By Marlene Hanken, Data Analyst, Science
Welcome to The Data Corner, a place where this resident data nerd addresses some of the most common data issues and data-related topics facing the agriculture industry today!
This issue’s topic is Data Standardization…and what is data standardization anyway? Simply put, data standardization is a set of processes and standards that allow data sets from various sources and formats to be conformed into a common format and source for analysis and interpretation—the foundation for collaboration.
For those familiar with spreadsheets, the concept requires taking two spreadsheets, composed of differing column headings, and unifying the data into a single spreadsheet while not having two or more fields containing redundant information. Let’s use the example of two different growers sharing commodity yields for the year. Perhaps both have a field containing the commodities and yield volumes, but one has planting information in the other columns and the other grower has harvest information in their columns. Does the resulting spreadsheet contain all columns from both (both planting and harvest info)? Or does the resulting spreadsheet only contain a subset of the two—namely the fields they have in common? This is a common decision made by data managers (the person or entity combining the spreadsheets) and is an important part of data standardization.
But why is data standardization so important? When data isn’t standardized, the resulting analytics are similar to the results of a blurry photo—obscured findings at best and completely incomprehensible analytics at worst. A common example of this would be the naming of commodities—each operation can potentially record the same commodity similarly, but if not identical—character for character—a computer is unable to recognize that a commodity with even a leading or trailing space is the same as one without (e.g. “romaine lettuce” vs “ romaine lettuce” vs “romaine lettuce ”.) However, without a process to reconcile those three values to be identified as the same, the resulting analytics (for example a count of how many commodities are being reported) would return a count of three rather than one. Sound tedious? It is! That’s what makes data standardization and the attention of good data managers so important!
The previous example seems simple and straight forward, but let’s take another common example—one company reports a commodity as “romaine lettuce” and another “lettuce, romaine.” Both commodity names are valid—identifiable by other industry participants and even consumers, However, just like the first example, our count of commodities would currently indicate two when, in fact, they are the same and should only be represented as one commodity. So, which one does a data manager use? Herein lies the first obstacle in data standardization—the normalization or standardization of values can be difficult to address nomenclature (in our spreadsheet example it would be what is typed in a particular cell). Does the first commodity name submitted get used? Does the data manager work with both parties to see if they can agree to use one versus the other? Does the data manager just pick one or completely introduce a new name that is neither of those options and simply inform the data providers? All these options, along with other solutions, have been employed by data managers. These solutions become increasingly difficult to implement when the number of participants (and their variant submitted values) increases…what does a data manager do with over a dozen differing values meaning to represent “romaine lettuce”?

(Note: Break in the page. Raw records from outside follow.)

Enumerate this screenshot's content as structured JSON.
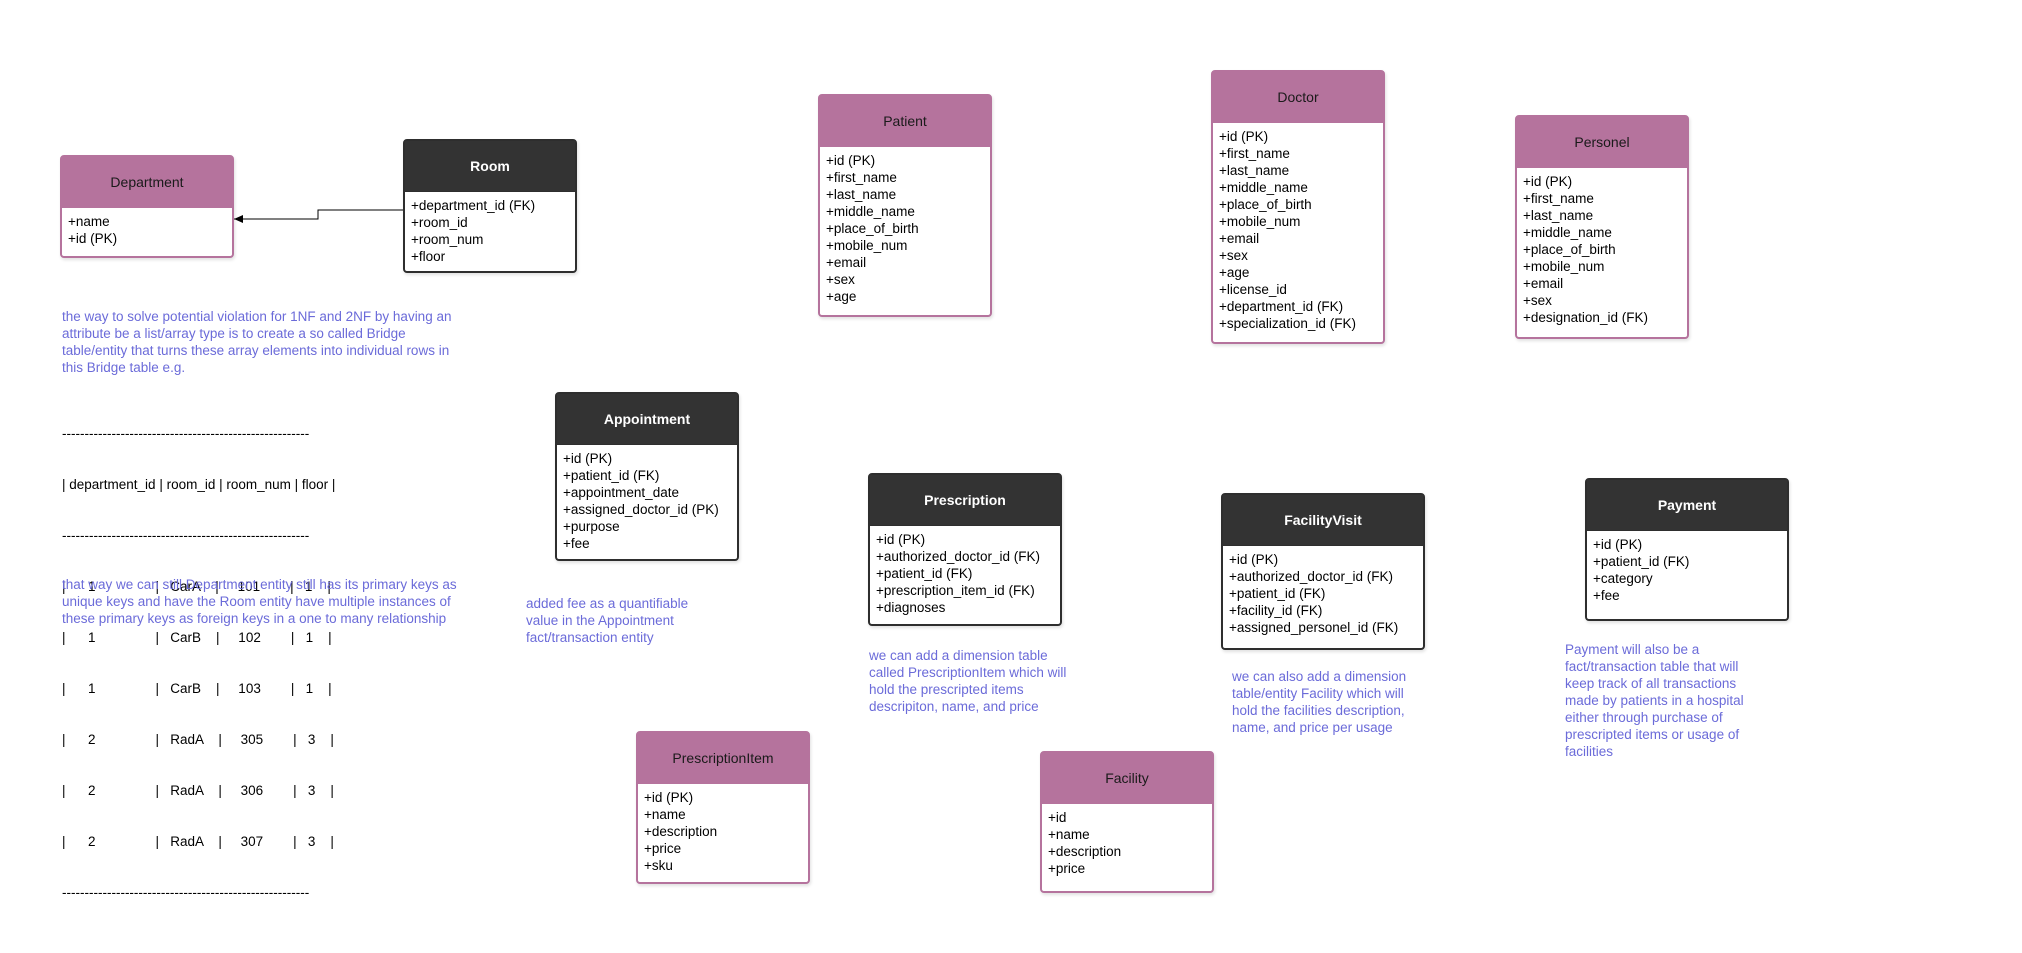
{
  "entities": {
    "department": {
      "title": "Department",
      "attributes": [
        "+name",
        "+id (PK)"
      ]
    },
    "room": {
      "title": "Room",
      "attributes": [
        "+department_id (FK)",
        "+room_id",
        "+room_num",
        "+floor"
      ]
    },
    "patient": {
      "title": "Patient",
      "attributes": [
        "+id (PK)",
        "+first_name",
        "+last_name",
        "+middle_name",
        "+place_of_birth",
        "+mobile_num",
        "+email",
        "+sex",
        "+age"
      ]
    },
    "doctor": {
      "title": "Doctor",
      "attributes": [
        "+id (PK)",
        "+first_name",
        "+last_name",
        "+middle_name",
        "+place_of_birth",
        "+mobile_num",
        "+email",
        "+sex",
        "+age",
        "+license_id",
        "+department_id (FK)",
        "+specialization_id (FK)"
      ]
    },
    "personel": {
      "title": "Personel",
      "attributes": [
        "+id (PK)",
        "+first_name",
        "+last_name",
        "+middle_name",
        "+place_of_birth",
        "+mobile_num",
        "+email",
        "+sex",
        "+designation_id (FK)"
      ]
    },
    "appointment": {
      "title": "Appointment",
      "attributes": [
        "+id (PK)",
        "+patient_id (FK)",
        "+appointment_date",
        "+assigned_doctor_id (PK)",
        "+purpose",
        "+fee"
      ]
    },
    "prescription": {
      "title": "Prescription",
      "attributes": [
        "+id (PK)",
        "+authorized_doctor_id (FK)",
        "+patient_id (FK)",
        "+prescription_item_id (FK)",
        "+diagnoses"
      ]
    },
    "facility_visit": {
      "title": "FacilityVisit",
      "attributes": [
        "+id (PK)",
        "+authorized_doctor_id (FK)",
        "+patient_id (FK)",
        "+facility_id (FK)",
        "+assigned_personel_id (FK)"
      ]
    },
    "payment": {
      "title": "Payment",
      "attributes": [
        "+id (PK)",
        "+patient_id (FK)",
        "+category",
        "+fee"
      ]
    },
    "prescription_item": {
      "title": "PrescriptionItem",
      "attributes": [
        "+id (PK)",
        "+name",
        "+description",
        "+price",
        "+sku"
      ]
    },
    "facility": {
      "title": "Facility",
      "attributes": [
        "+id",
        "+name",
        "+description",
        "+price"
      ]
    }
  },
  "notes": {
    "bridge_intro": "the way to solve potential violation for 1NF and 2NF by having an attribute be a list/array type is to create a so called Bridge table/entity that turns these array elements into individual rows in this Bridge table e.g.",
    "bridge_outro": "that way we can still Department entity still has its primary keys as unique keys and have the Room entity have multiple instances of these primary keys as foreign keys in a one to many relationship",
    "appointment_fee": "added  fee as a quantifiable value in the Appointment fact/transaction entity",
    "prescription_item": "we can add a dimension table called PrescriptionItem which will hold the prescripted items descripiton, name, and price",
    "facility": "we can also add a dimension table/entity Facility which will hold the facilities description, name, and price per usage",
    "payment": "Payment will also be a fact/transaction table that will keep track of all transactions made by patients in a hospital either through purchase of prescripted items or usage of facilities"
  },
  "bridge_table": {
    "rule": "-------------------------------------------------------",
    "header": "| department_id | room_id | room_num | floor |",
    "rows": [
      "|      1                |   CarA    |     101        |   1    |",
      "|      1                |   CarB    |     102        |   1    |",
      "|      1                |   CarB    |     103        |   1    |",
      "|      2                |   RadA    |     305        |   3    |",
      "|      2                |   RadA    |     306        |   3    |",
      "|      2                |   RadA    |     307        |   3    |"
    ]
  },
  "colors": {
    "entity_pink": "#b5739d",
    "entity_dark": "#333333",
    "note_text": "#6b6bd9"
  }
}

Most recently, the Western Growers’ Science team has encountered this type of data standardization issue in our Food Safety Data Sharing Project. This project features the GreenLinkTM platform—a web-based tool developed by Western Growers and powered by statistics and analytical company Creme Global. Through GreenLinkTM, WG member operations that grow, harvest, process, and ship a variety of commodities are sharing their data with Western Growers. GreenLinkTM allows a participant to visualize data from his or her individual operation as well as view anonymized aggregated data from all participants. With data from over 100 growers on multiple commodities across the production chain, data standardization is an important area of focus within GreenLinkTM.
To tackle the task, Western Growers assembled the Data Standardization Working Group. The group is comprised of academic subject matter experts, Creme Global data scientists, Western Growers’ Science team, and others interested in data standardization. The objective of the working group is to assess challenges and opportunities and coordinate efforts around data standardization in the fresh produce industry. With standardized data, powerful and accurate analytics are possible, paving the way to a brighter future for Western Growers’ members so they can continue to do what they do best…growing the best medicine in the world.
Want to share your experiences with data standardization or have a data topic you want us to address in the next issue of The Data Corner? Email us at [email protected] today!